What the task requires: For every line in the data below, check for the word "Storage", then state how many lines have it. Answer with the number only.
◇ ◇ ◇ ◇
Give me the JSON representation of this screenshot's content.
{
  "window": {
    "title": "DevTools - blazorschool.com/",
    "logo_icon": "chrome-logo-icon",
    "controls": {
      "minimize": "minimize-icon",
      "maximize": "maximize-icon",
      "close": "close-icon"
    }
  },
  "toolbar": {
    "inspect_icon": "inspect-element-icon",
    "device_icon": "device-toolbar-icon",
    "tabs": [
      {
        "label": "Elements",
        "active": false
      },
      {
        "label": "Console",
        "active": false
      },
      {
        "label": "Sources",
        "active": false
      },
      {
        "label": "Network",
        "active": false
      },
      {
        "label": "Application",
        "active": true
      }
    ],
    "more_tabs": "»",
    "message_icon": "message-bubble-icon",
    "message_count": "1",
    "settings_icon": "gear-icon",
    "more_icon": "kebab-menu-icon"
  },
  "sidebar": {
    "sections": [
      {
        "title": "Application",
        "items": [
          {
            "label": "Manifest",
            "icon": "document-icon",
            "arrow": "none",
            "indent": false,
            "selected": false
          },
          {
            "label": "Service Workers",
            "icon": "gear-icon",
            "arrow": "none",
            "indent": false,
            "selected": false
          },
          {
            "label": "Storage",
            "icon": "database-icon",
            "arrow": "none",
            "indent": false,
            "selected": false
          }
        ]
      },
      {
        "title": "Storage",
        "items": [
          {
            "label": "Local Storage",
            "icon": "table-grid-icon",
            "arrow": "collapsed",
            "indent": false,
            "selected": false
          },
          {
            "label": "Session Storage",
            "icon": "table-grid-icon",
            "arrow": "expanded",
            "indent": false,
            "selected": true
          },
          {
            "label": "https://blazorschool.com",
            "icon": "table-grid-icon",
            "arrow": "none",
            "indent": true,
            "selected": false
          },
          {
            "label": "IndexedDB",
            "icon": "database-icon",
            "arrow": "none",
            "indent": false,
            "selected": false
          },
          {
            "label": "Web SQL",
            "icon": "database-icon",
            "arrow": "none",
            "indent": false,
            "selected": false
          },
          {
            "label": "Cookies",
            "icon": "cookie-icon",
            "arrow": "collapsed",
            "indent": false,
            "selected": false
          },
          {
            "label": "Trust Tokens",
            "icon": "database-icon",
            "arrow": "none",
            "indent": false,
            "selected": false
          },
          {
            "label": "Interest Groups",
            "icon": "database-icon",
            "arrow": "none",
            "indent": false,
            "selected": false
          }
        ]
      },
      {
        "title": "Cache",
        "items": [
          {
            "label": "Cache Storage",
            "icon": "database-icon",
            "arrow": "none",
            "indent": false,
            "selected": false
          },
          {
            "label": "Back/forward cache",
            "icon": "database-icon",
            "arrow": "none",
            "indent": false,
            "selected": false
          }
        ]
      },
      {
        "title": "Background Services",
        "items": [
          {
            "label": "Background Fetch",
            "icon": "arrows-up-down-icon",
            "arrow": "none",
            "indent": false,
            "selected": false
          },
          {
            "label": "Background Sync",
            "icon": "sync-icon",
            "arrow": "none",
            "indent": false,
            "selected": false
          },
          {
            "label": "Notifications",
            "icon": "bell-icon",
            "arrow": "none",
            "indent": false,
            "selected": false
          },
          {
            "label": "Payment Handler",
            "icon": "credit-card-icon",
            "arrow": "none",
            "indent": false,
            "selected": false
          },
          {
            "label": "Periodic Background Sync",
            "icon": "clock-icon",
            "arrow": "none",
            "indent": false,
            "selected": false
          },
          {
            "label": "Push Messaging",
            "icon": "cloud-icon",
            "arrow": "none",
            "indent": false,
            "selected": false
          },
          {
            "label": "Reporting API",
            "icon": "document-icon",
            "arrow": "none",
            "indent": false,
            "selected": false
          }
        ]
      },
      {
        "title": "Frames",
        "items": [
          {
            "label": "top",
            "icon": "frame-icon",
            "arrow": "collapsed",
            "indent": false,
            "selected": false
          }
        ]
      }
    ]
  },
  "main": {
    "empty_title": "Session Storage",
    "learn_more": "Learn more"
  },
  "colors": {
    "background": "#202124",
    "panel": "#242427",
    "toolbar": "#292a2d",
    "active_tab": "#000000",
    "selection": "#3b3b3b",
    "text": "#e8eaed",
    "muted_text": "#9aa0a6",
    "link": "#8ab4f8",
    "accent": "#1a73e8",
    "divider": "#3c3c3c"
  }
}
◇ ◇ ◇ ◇
The completed task: 6